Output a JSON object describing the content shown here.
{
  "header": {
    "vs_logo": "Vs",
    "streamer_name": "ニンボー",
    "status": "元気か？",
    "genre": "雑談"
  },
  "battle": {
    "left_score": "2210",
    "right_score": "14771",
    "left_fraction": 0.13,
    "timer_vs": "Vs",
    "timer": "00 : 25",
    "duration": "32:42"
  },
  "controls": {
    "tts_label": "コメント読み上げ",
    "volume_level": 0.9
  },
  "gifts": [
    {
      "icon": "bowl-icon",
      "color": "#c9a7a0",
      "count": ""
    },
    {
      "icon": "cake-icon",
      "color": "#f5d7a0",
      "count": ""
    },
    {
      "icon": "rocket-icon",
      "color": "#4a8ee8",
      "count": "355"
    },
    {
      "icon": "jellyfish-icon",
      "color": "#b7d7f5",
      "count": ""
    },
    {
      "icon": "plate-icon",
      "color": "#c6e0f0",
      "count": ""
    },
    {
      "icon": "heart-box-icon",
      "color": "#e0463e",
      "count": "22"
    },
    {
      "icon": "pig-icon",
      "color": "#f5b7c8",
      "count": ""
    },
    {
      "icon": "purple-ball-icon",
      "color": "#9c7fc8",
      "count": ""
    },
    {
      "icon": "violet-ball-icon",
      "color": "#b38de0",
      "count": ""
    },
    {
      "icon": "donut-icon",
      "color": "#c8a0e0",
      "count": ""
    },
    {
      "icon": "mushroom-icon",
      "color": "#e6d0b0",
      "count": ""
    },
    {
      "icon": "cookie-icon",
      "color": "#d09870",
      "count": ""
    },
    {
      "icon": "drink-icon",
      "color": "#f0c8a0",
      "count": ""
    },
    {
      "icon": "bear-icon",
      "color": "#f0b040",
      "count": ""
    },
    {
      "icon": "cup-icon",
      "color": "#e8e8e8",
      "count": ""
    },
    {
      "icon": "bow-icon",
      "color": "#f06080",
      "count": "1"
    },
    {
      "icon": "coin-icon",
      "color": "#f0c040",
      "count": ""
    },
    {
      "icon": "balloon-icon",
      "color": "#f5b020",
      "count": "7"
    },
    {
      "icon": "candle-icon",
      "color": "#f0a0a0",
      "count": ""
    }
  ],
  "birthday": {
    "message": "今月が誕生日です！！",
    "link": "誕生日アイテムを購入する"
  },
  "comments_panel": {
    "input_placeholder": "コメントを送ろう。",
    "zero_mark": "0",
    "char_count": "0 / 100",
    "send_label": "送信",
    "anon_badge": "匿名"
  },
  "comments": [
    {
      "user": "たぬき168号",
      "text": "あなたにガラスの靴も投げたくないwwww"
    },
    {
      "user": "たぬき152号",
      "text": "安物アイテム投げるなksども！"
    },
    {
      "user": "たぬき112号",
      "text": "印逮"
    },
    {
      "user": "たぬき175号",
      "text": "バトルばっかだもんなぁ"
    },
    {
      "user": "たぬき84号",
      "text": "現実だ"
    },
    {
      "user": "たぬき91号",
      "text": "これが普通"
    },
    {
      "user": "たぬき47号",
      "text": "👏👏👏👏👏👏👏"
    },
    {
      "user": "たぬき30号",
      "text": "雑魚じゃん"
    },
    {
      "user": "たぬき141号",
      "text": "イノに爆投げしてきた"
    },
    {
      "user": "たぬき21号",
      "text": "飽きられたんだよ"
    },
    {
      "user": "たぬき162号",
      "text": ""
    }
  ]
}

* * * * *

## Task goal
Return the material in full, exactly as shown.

## Answer area
Output a JSON object describing the content shown here.
{
  "header": {
    "vs_logo": "Vs",
    "streamer_name": "ニンボー",
    "status": "元気か？",
    "genre": "雑談"
  },
  "battle": {
    "left_score": "2210",
    "right_score": "14771",
    "left_fraction": 0.13,
    "timer_vs": "Vs",
    "timer": "00 : 25",
    "duration": "32:42"
  },
  "controls": {
    "tts_label": "コメント読み上げ",
    "volume_level": 0.9
  },
  "gifts": [
    {
      "icon": "bowl-icon",
      "color": "#c9a7a0",
      "count": ""
    },
    {
      "icon": "cake-icon",
      "color": "#f5d7a0",
      "count": ""
    },
    {
      "icon": "rocket-icon",
      "color": "#4a8ee8",
      "count": "355"
    },
    {
      "icon": "jellyfish-icon",
      "color": "#b7d7f5",
      "count": ""
    },
    {
      "icon": "plate-icon",
      "color": "#c6e0f0",
      "count": ""
    },
    {
      "icon": "heart-box-icon",
      "color": "#e0463e",
      "count": "22"
    },
    {
      "icon": "pig-icon",
      "color": "#f5b7c8",
      "count": ""
    },
    {
      "icon": "purple-ball-icon",
      "color": "#9c7fc8",
      "count": ""
    },
    {
      "icon": "violet-ball-icon",
      "color": "#b38de0",
      "count": ""
    },
    {
      "icon": "donut-icon",
      "color": "#c8a0e0",
      "count": ""
    },
    {
      "icon": "mushroom-icon",
      "color": "#e6d0b0",
      "count": ""
    },
    {
      "icon": "cookie-icon",
      "color": "#d09870",
      "count": ""
    },
    {
      "icon": "drink-icon",
      "color": "#f0c8a0",
      "count": ""
    },
    {
      "icon": "bear-icon",
      "color": "#f0b040",
      "count": ""
    },
    {
      "icon": "cup-icon",
      "color": "#e8e8e8",
      "count": ""
    },
    {
      "icon": "bow-icon",
      "color": "#f06080",
      "count": "1"
    },
    {
      "icon": "coin-icon",
      "color": "#f0c040",
      "count": ""
    },
    {
      "icon": "balloon-icon",
      "color": "#f5b020",
      "count": "7"
    },
    {
      "icon": "candle-icon",
      "color": "#f0a0a0",
      "count": ""
    }
  ],
  "birthday": {
    "message": "今月が誕生日です！！",
    "link": "誕生日アイテムを購入する"
  },
  "comments_panel": {
    "input_placeholder": "コメントを送ろう。",
    "zero_mark": "0",
    "char_count": "0 / 100",
    "send_label": "送信",
    "anon_badge": "匿名"
  },
  "comments": [
    {
      "user": "たぬき168号",
      "text": "あなたにガラスの靴も投げたくないwwww"
    },
    {
      "user": "たぬき152号",
      "text": "安物アイテム投げるなksども！"
    },
    {
      "user": "たぬき112号",
      "text": "印逮"
    },
    {
      "user": "たぬき175号",
      "text": "バトルばっかだもんなぁ"
    },
    {
      "user": "たぬき84号",
      "text": "現実だ"
    },
    {
      "user": "たぬき91号",
      "text": "これが普通"
    },
    {
      "user": "たぬき47号",
      "text": "👏👏👏👏👏👏👏"
    },
    {
      "user": "たぬき30号",
      "text": "雑魚じゃん"
    },
    {
      "user": "たぬき141号",
      "text": "イノに爆投げしてきた"
    },
    {
      "user": "たぬき21号",
      "text": "飽きられたんだよ"
    },
    {
      "user": "たぬき162号",
      "text": ""
    }
  ]
}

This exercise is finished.